The paper outlines changing attitudes towards Mao since 1976 up to 2015, as an important part of political and ideological transformations in the PRC. The study is based on the author’s personal talks with numerous Chinese of different social standing during these years. Some essential party documents, interesting research by other scholars and internet sources have been employed here as well. The point of departure constitutes a comparison of Mao and Stalin and their political and social roles respectively in the PRC and in the Soviet Union. The author puts an emphasis on cultural differences between the two societies.
The author points out that the political and ideological cult of Mao as a Great Helmsman and Great Teacher started to fade away before his death (September 9, 1976). The turning point constituted the death of Zhou Enlai in January 1976. Then, during mass celebrations commemorating him at the Tiananmen Square, Maoist “revolutionary” policy had been criticised in public for the first time and the new myth of the Prime Minister as “great patriot taking care of the state and of the people” was born. The new nationalistic spirit was manifested in opposition to “internationally minded” revolutionary policy, which caused suffering of the Chinese people.
Immediately after the funeral of Mao, in the beginning of October, the radical Maoists, who predominated at that time, were arrested in a particular coup d’etat, and the so-called Gang of Four lost power. The moderate Maoists, who ruled the country, tried to preserve the cult of Mao, but within the ruling elite and the society critical attitudes to the Maoist policy were on the rise. It was combined with increasing nationalism and the cult of Zhou at the grass root level.
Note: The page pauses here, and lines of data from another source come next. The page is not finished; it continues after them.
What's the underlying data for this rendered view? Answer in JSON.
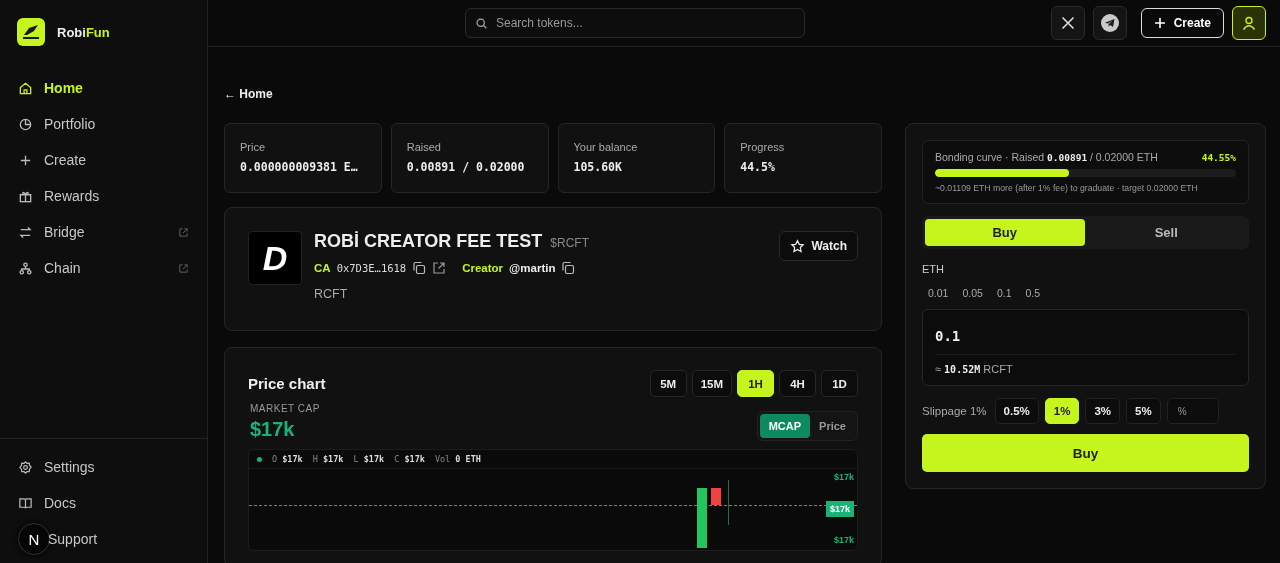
{
  "brand": {
    "part_1": "Robi",
    "part_2": "Fun"
  },
  "sidebar": {
    "items": [
      {
        "label": "Home",
        "selected": true,
        "external": false
      },
      {
        "label": "Portfolio",
        "selected": false,
        "external": false
      },
      {
        "label": "Create",
        "selected": false,
        "external": false
      },
      {
        "label": "Rewards",
        "selected": false,
        "external": false
      },
      {
        "label": "Bridge",
        "selected": false,
        "external": true
      },
      {
        "label": "Chain",
        "selected": false,
        "external": true
      }
    ],
    "footer_items": [
      {
        "label": "Settings"
      },
      {
        "label": "Docs"
      },
      {
        "label": "Support"
      }
    ],
    "dev_badge": "N"
  },
  "topbar": {
    "search": {
      "placeholder": "Search tokens..."
    },
    "create_button": "Create"
  },
  "back_link": "← Home",
  "stats": [
    {
      "label": "Price",
      "value": "0.000000009381 E…"
    },
    {
      "label": "Raised",
      "value": "0.00891 / 0.02000"
    },
    {
      "label": "Your balance",
      "value": "105.60K"
    },
    {
      "label": "Progress",
      "value": "44.5%"
    }
  ],
  "token": {
    "logo_text": "D",
    "name": "ROBİ CREATOR FEE TEST",
    "ticker": "$RCFT",
    "ca_label": "CA",
    "ca": "0x7D3E…1618",
    "creator_label": "Creator",
    "creator": "@martin",
    "description": "RCFT",
    "watch_button": "Watch"
  },
  "chart_card": {
    "title": "Price chart",
    "timeframes": [
      {
        "label": "5M",
        "selected": false
      },
      {
        "label": "15M",
        "selected": false
      },
      {
        "label": "1H",
        "selected": true
      },
      {
        "label": "4H",
        "selected": false
      },
      {
        "label": "1D",
        "selected": false
      }
    ],
    "metric_label": "MARKET CAP",
    "metric_value": "$17k",
    "modes": [
      {
        "label": "MCAP",
        "selected": true
      },
      {
        "label": "Price",
        "selected": false
      }
    ],
    "ohlc": [
      {
        "key": "O",
        "value": "$17k"
      },
      {
        "key": "H",
        "value": "$17k"
      },
      {
        "key": "L",
        "value": "$17k"
      },
      {
        "key": "C",
        "value": "$17k"
      },
      {
        "key": "Vol",
        "value": "0 ETH"
      }
    ],
    "axis_labels": [
      {
        "label": "$17k",
        "current": false
      },
      {
        "label": "$17k",
        "current": true
      },
      {
        "label": "$17k",
        "current": false
      }
    ]
  },
  "trade": {
    "bonding": {
      "text": "Bonding curve · Raised **0.00891** / 0.02000 ETH",
      "percent": "44.55%",
      "level": 0.4455,
      "note": "~0.01109 ETH more (after 1% fee) to graduate · target 0.02000 ETH"
    },
    "tabs": [
      {
        "label": "Buy",
        "selected": true
      },
      {
        "label": "Sell",
        "selected": false
      }
    ],
    "currency": "ETH",
    "presets": [
      "0.01",
      "0.05",
      "0.1",
      "0.5"
    ],
    "amount": "0.1",
    "estimate": "≈ **10.52M** RCFT",
    "slippage_label": "Slippage 1%",
    "slippage_options": [
      {
        "label": "0.5%",
        "selected": false
      },
      {
        "label": "1%",
        "selected": true
      },
      {
        "label": "3%",
        "selected": false
      },
      {
        "label": "5%",
        "selected": false
      }
    ],
    "custom_slippage": {
      "placeholder": "%"
    },
    "submit": "Buy"
  }
}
In 1978, a new period started; both the people and the cadres on the grass root level initiated reforms, even those dismantling of the Maoist system (including the people’s communes at the countryside). The “walls of democracy” appeared in the cities, and the critical evaluation of the past concerned the Maoist heritage. The new leaders including Deng Xiaoping led a “silent de-maoisation”: the destruction of Mao monuments, his quotations in public places, etc. Moreover, they presented Mao as a great politician, who committed serious mistakes, and whose heritage could be analysed and criticised under the heading “Mao was a man not a god”. On the other hand, they struggled against “excessive criticism” towards Mao as harmful to the state and destabilising the society.
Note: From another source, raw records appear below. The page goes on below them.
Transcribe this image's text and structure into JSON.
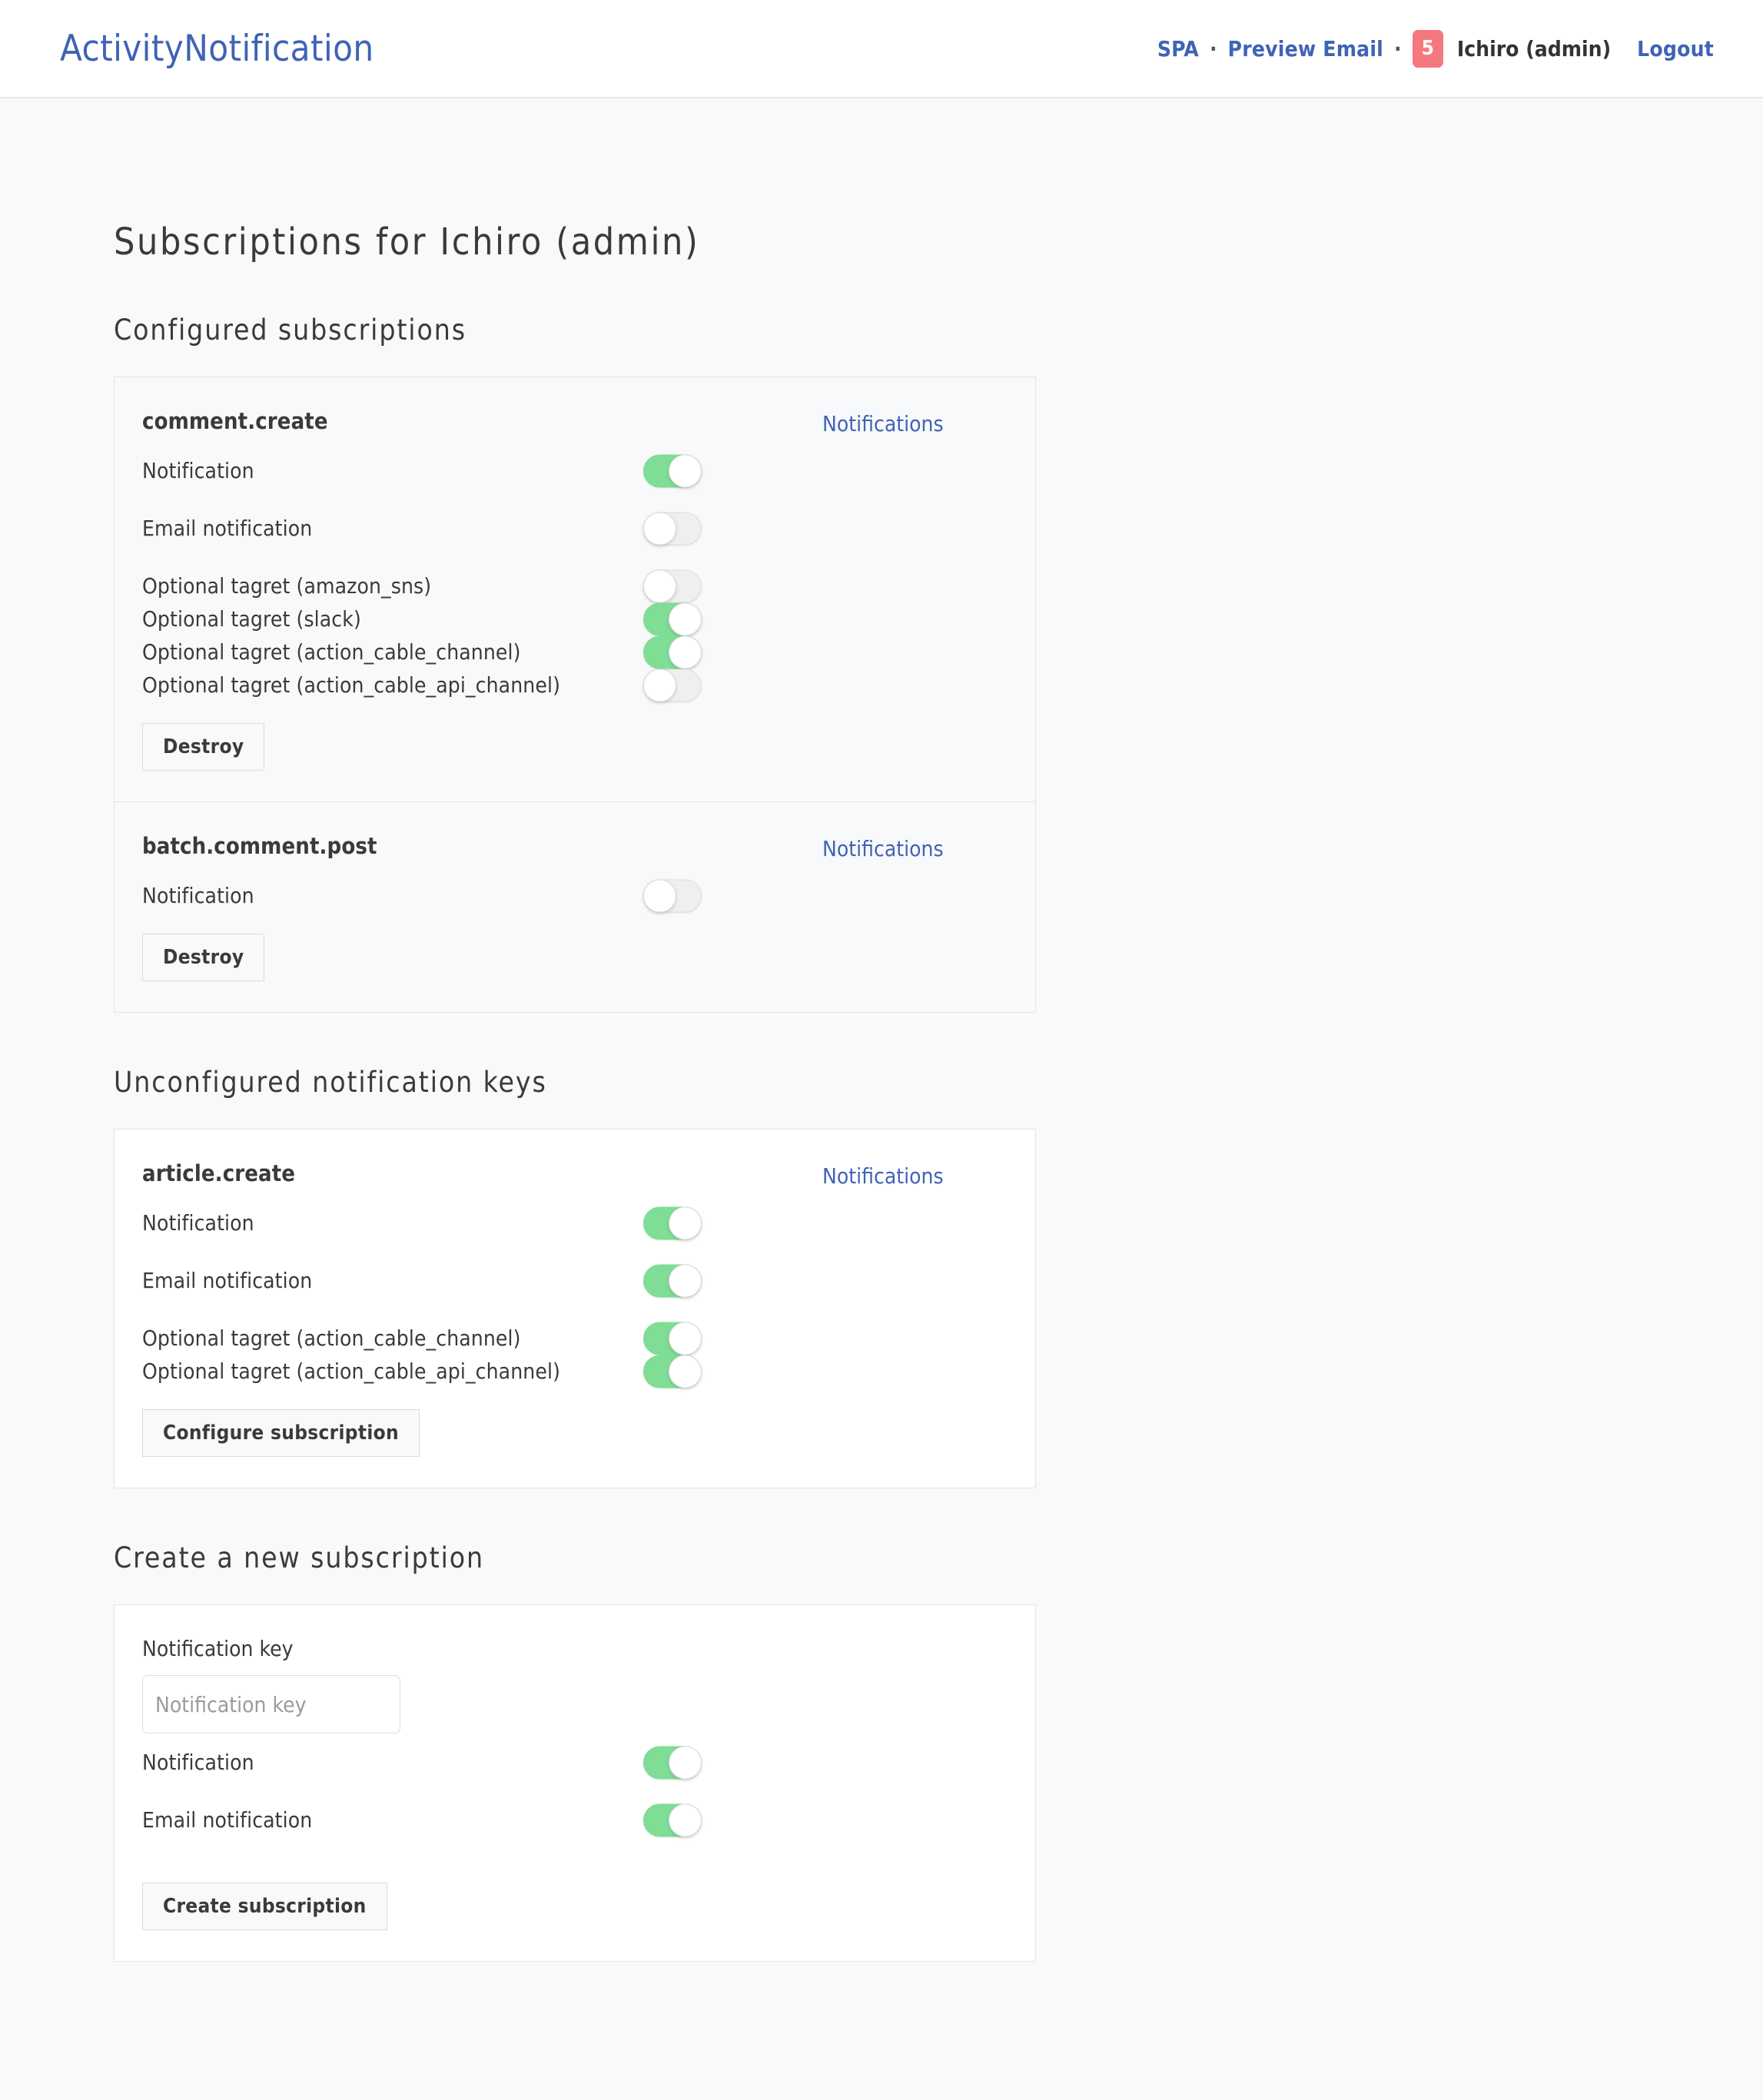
{
  "navbar": {
    "brand": "ActivityNotification",
    "links": [
      {
        "label": "SPA"
      },
      {
        "label": "Preview Email"
      }
    ],
    "separator": "·",
    "badge_count": "5",
    "user": "Ichiro (admin)",
    "logout": "Logout",
    "badge_color": "#f5787e",
    "link_color": "#3f63b5"
  },
  "page": {
    "title": "Subscriptions for Ichiro (admin)",
    "sections": {
      "configured": "Configured subscriptions",
      "unconfigured": "Unconfigured notification keys",
      "create": "Create a new subscription"
    }
  },
  "labels": {
    "notification": "Notification",
    "email_notification": "Email notification",
    "notifications_link": "Notifications",
    "destroy": "Destroy",
    "configure_subscription": "Configure subscription",
    "create_subscription": "Create subscription",
    "notification_key": "Notification key"
  },
  "configured_subscriptions": [
    {
      "key": "comment.create",
      "notifications_link": "Notifications",
      "rows": [
        {
          "label": "Notification",
          "on": true,
          "spaced": true
        },
        {
          "label": "Email notification",
          "on": false,
          "spaced": true
        },
        {
          "label": "Optional tagret (amazon_sns)",
          "on": false,
          "spaced": false
        },
        {
          "label": "Optional tagret (slack)",
          "on": true,
          "spaced": false
        },
        {
          "label": "Optional tagret (action_cable_channel)",
          "on": true,
          "spaced": false
        },
        {
          "label": "Optional tagret (action_cable_api_channel)",
          "on": false,
          "spaced": false
        }
      ],
      "button": "Destroy"
    },
    {
      "key": "batch.comment.post",
      "notifications_link": "Notifications",
      "rows": [
        {
          "label": "Notification",
          "on": false,
          "spaced": false
        }
      ],
      "button": "Destroy"
    }
  ],
  "unconfigured_keys": [
    {
      "key": "article.create",
      "notifications_link": "Notifications",
      "rows": [
        {
          "label": "Notification",
          "on": true,
          "spaced": true
        },
        {
          "label": "Email notification",
          "on": true,
          "spaced": true
        },
        {
          "label": "Optional tagret (action_cable_channel)",
          "on": true,
          "spaced": false
        },
        {
          "label": "Optional tagret (action_cable_api_channel)",
          "on": true,
          "spaced": false
        }
      ],
      "button": "Configure subscription"
    }
  ],
  "new_subscription": {
    "field_label": "Notification key",
    "field_placeholder": "Notification key",
    "field_value": "",
    "rows": [
      {
        "label": "Notification",
        "on": true,
        "spaced": true
      },
      {
        "label": "Email notification",
        "on": true,
        "spaced": true
      }
    ],
    "button": "Create subscription"
  },
  "colors": {
    "toggle_on": "#7fdd95",
    "toggle_off": "#efefef",
    "link": "#3f63b5",
    "page_bg": "#f8f9fa"
  }
}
At the end of the 1980s, new tendencies started to appear. The new market economy already changed life of the ordinary Chinese. On the one hand, new super-rich, and on the other the “new poor” appeared side by side with sharp economic differences between cities, villages, and regions. The new “money first” mentality prevailed, whereas moral values and human attitudes faded away. Under the new system of “wild capitalism”, the interest in the Maoist heritage could be seen among the older people and youngsters as well in opposition to the new official “market and motherland” ideology. Mao at this stage had been imagined first of all as a great “national leader”.
The paper also analyses the evolution of Mao Zedong Mausoleum towards an “Ancestral Hall of Revolution”. The author analyses various religious and mystical aspects of the cults of Mao in the framework of the “folk religion”, starting with his veneration as a God of Safe Travel up to the Tutelary God Granting Prosperity to the Nation and Tranquillity to the People.
Chinese authorities have to take under consideration such phenomena and adapt their policies to new social expectations. In this field, one could see the fundamental contradiction between the ruling elite educated in the tradition of the Western Enlightenment and the Chinese people much more bounded by their civilisation.